by Judy Atwood
Texts for the third Sunday in Lent, Year A
As we move in this third week of Lent, we discover in the lectionary readings a theme around thirst. In a story from Exodus, thirsty Israelites wandering in the wilderness demand water from Moses. In John's gospel, Jesus asks the woman at the well (a Samaritan woman at that) for water; then he offers her the living water of eternal life and promises that anyone who drinks of it will never be thirsty again. In Romans, we are reminded that we have the love of God which has been poured into our hearts through the Holy Spirit.
Like the persons in these encounters, we also wonder how we can get past our thirst. As Christians, we also want to know how to help lead others through their thirst and desperation. What kind of thirst do we experience in our lives and the lives of those around us?
Sometimes we encounter persons who are desperate like the Israelites in the desert. They complained a lot.... Does that sound familiar? Often we want what we want when we want it.
True there are also places, too many of them, where persons are physically thirsty. Safe clean water is a very real issue. United Methodists support several mission projects around the world that dig and maintain wells with safe and healthy water.
What else makes us or others desperate people? I think of single parents who need safe, adequate, and affordable child care for their children so that they can go to their job knowing that their children are loved and cared for by loving hands in their absence. Families need healthcare as well. Without available and affordable healthcare, a simple illness can spell catastrophe for many. The third piece of this desperation is a safe, adequate, and affordable place to live. For those of us who have these three, we have much for which to be grateful.
Some people's thirst is spiritual. Folks with little or no hope for a life that brings them spiritual satisfaction often have this empty feeling. How can we provide that which offers to these persons a way to satisfy their thirst? How do we enable people to come to worship? Jesus, in his conversation with the Samaritan woman, helps us to see what it means for persons to be a victims of their culture.
I believe Jesus challenges us to go forth with open minds, open hearts, and open doors to present Christian hospitality. He provided that grace for the Samaritan woman to begin to feel like a person of worth.
Who is the "Samaritan woman" in our life? Who can help us be in ministry to the needs in our neighborhood? ... "God Can!"
God, as we continue our Lenten journey, keep us mindful that "You Can!" and are more than willing to fill us with your grace and lead our minds and hearts through the doors that need to be opened. Amen.

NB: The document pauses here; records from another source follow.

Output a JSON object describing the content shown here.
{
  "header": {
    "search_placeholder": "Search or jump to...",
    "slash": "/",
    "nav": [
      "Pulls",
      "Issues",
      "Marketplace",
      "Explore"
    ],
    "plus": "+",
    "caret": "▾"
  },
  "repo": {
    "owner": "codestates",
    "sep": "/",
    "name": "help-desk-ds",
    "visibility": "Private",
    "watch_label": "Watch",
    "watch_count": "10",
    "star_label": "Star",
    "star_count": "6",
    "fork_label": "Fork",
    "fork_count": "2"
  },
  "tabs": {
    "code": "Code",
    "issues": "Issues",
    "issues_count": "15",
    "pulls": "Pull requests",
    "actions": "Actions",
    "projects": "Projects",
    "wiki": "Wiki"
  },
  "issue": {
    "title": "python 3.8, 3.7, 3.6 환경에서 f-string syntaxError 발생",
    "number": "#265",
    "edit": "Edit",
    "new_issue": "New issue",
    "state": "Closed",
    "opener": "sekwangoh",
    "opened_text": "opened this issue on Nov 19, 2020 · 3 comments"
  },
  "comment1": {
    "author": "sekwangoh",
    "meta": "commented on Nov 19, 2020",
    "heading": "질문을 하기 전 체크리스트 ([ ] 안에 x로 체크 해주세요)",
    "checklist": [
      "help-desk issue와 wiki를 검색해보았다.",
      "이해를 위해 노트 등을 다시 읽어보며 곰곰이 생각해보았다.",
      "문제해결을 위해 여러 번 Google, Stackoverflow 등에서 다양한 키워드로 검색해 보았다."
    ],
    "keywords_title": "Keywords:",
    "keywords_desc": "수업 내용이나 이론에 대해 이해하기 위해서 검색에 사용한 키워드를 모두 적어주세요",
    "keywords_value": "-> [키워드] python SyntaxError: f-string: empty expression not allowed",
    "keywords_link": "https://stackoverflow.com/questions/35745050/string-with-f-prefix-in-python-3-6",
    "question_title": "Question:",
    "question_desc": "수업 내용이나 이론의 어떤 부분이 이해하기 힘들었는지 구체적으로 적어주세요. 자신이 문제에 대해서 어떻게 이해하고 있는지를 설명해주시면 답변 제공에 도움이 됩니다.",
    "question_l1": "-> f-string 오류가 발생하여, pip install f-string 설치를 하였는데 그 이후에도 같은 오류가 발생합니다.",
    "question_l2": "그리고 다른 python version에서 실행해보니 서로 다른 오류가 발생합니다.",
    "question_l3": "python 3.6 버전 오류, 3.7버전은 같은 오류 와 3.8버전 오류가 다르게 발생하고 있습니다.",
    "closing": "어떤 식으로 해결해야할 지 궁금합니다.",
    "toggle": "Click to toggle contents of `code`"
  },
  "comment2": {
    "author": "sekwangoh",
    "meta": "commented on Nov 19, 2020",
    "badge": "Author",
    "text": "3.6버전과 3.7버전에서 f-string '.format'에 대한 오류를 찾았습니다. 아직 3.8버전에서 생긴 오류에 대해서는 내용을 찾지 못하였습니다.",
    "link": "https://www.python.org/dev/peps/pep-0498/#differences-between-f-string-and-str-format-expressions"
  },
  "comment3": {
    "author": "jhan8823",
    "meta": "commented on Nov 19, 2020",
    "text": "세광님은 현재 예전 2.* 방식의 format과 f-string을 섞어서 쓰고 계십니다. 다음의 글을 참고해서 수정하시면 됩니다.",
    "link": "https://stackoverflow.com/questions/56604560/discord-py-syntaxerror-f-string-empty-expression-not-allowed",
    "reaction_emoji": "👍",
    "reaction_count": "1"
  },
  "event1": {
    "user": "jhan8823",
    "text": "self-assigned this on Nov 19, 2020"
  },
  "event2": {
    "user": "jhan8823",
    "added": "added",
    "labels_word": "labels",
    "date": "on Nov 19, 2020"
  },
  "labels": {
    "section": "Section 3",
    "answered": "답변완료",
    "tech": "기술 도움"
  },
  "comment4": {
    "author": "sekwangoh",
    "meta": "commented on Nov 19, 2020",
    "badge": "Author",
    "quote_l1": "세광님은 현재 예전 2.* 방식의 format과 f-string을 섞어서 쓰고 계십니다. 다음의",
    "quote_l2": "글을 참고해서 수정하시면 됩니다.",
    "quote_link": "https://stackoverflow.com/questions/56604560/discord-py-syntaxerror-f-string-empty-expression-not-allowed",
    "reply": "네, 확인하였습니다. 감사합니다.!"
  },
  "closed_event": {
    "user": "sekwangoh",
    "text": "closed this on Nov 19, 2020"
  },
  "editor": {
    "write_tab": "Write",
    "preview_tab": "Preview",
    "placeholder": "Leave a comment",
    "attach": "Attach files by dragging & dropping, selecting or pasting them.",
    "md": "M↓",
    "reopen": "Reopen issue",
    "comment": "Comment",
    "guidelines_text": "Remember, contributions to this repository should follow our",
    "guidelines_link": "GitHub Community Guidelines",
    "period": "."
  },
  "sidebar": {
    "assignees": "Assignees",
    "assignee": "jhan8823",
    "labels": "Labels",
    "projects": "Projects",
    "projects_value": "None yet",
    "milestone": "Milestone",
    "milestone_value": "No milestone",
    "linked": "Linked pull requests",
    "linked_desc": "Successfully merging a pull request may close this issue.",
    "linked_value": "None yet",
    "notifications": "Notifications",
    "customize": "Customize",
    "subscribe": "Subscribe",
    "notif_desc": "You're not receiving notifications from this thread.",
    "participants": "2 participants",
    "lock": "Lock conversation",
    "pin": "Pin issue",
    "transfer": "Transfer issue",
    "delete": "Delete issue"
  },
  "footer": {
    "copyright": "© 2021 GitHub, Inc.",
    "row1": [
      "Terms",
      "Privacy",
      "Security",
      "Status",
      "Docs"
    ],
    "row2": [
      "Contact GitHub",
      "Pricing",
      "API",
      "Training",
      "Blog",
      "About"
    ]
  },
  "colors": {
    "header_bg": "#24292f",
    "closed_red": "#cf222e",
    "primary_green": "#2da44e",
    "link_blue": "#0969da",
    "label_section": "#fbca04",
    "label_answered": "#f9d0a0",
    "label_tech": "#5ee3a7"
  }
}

Judith (Judy) Atwood is a Deaconess and Diaconal minister serving as a Church and Community Worker as the South Central Jurisdiction Mission Interpreter in Residence (MIIR).
Date posted: Feb 21, 2008